In order to produce actionable, evidence-based conclusions and guidance, Inngot conducted an intensive research exercise aimed at establishing the IP strategies being adopted by eco-innovators and the challenges and opportunities these present. This involved a combination of one-to-one interviews, secondary research and primary survey data (conducted online amongst the EcoMind membership, with support from the Environmental Sustainability Knowledge Transfer Network).

The report, Intellectual Property and Eco-innovation for Small and Medium Businesses, identifies key challenges faced by the sector, addressing in particular patenting, copyright and the alternative approaches often used to protect IP by preserving secrecy. It also highlights five aspects for eco-innovators to consider when formulating their IP strategy.

EcoMind has a strong focus on practical support. Accordingly, the final two pages of the report provide a list of 10 key questions, derived from the topics highlighted by Inngot’s research, and a “flowchart” to assist entrepreneurs in deciding which IP protection strategy is likely to be most appropriate for them.

EcoMind is led by BSK CIC and co-funded by the European Union under the Interreg IVA 2 Seas Cross-Border Programme 2008-2011.

Visit www.inngot.com today to find out more..

————————————————————————–

Categories: All, Inngot | Tags: , , , , , | Leave a comment

New Intellectual Property resource centre for innovators – IP Central

Inngot is working with the Technology Strategy Board and the Intellectual Property Office to provide IP Central, a community network providing resources on all aspects of IP, hosted on the TSB’s _connect platform.

The aim of IP Central (which can be found at connect.innovateuk.org/web/ipcentral) is to provide convenient access to the practical Intellectual Property information and advice needed by innovators, with a special focus on those seeking to partner and collaborate. This is a requirement for the TSB’s challenge-led funding programmes, but often appears complex and challenging to those approaching it for the first time.

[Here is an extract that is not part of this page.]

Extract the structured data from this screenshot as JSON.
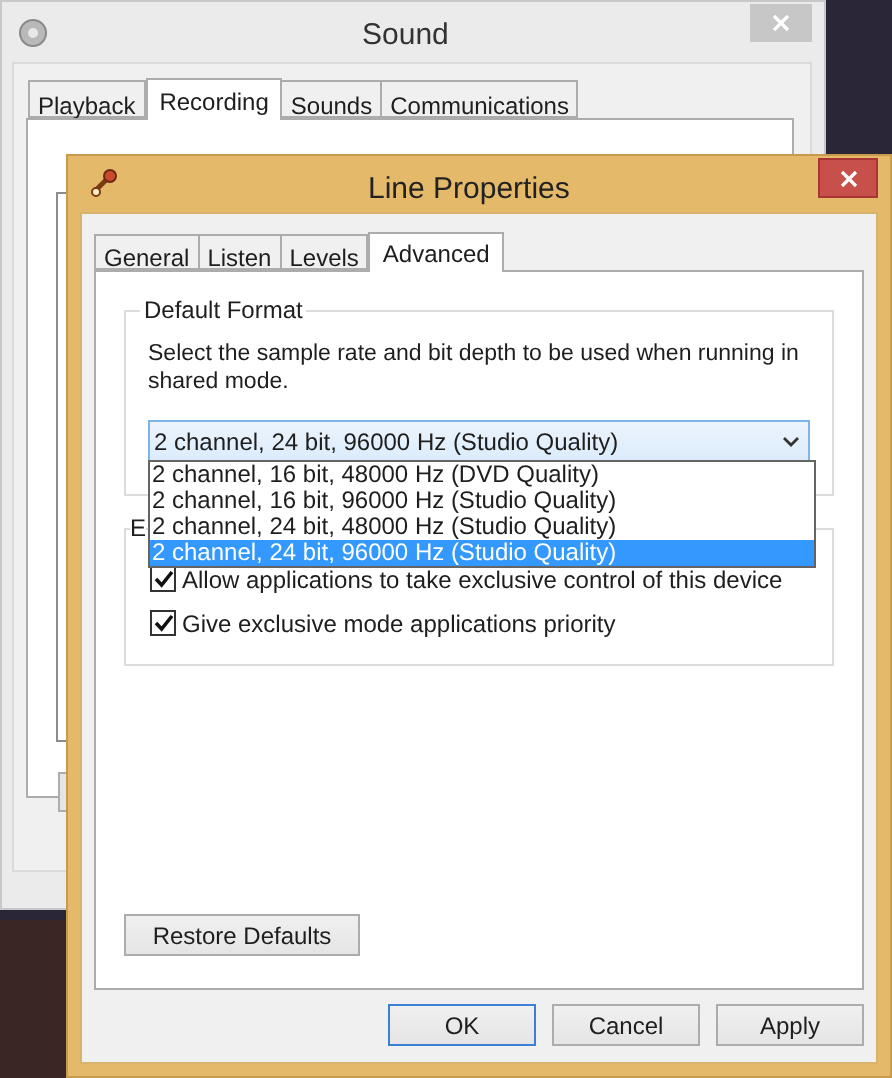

The _connect system now has nearly 40,000 registered individuals, and provides the online platform for all Knowledge Transfer Networks. Inngot has already provided IP support to a number of KTNs (including managing the Beacon Project on IP and Open Source for the Creative Industries KTN): it will be ensuring that IP Central has a sector-agnostic approach, welcoming contributions and questions from all creative and technological fields.

The IP Central community network is grateful for the support of the Intellectual Property Office, who have kindly provided a range of useful documentation. This ranges from basic guides to patents and trade marks to the latest Lambert Agreement templates to help organisations formulate successful licensing agreements.

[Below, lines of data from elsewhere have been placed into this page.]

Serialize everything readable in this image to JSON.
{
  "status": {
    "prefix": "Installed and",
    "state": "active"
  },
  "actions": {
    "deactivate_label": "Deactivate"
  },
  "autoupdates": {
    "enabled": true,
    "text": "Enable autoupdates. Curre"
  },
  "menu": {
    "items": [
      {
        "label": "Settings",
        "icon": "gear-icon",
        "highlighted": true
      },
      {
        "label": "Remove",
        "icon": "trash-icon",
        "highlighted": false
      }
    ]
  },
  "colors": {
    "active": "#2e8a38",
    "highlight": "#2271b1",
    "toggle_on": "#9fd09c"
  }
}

Membership of IP Central is free. The community network can be found by clicking the link above, or searching “ip central” on the connect platform.

Visit www.inngot.com today to find out more..

————————————————————————–

 

Categories: All, Inngot | Tags: , , , | Leave a comment

Inngots profiling system explained – Intellectual Property

A video on intellectual property based around inngots recently new and improved Profiling system which helps identify and capture organisations innovations.

It can sometimes be hard to separate an organisations intellectual property from the rest of the company. Inngot’s profiling system helps separate your intangibles from your organisation; a crucial part to utilising and making the most of your IP.

Identify, explain and promote your intellectual property and intangible assets. Our web tools will help you capture and identify not only intellectual property like copyright, patents, designs and trade marks but also value producing intangibles like trade secrets, special processes, specialist technical know-how and brand reputation — over 40 different types in total. Up to 75% of a company’s value can be hidden within its intangible assets. Make the most of yours by using Inngot’s profiling tool today.

Check out our new video and let us know what you think. Subscribe to our blog to keep up to date with future posts.

Visit www.inngot.com today to find out more..

————————————————————————–

 

Categories: Inngot, IP General, Protecting, Videos | Tags: , , , , , , , , , , | Leave a comment

Blog at WordPress.com.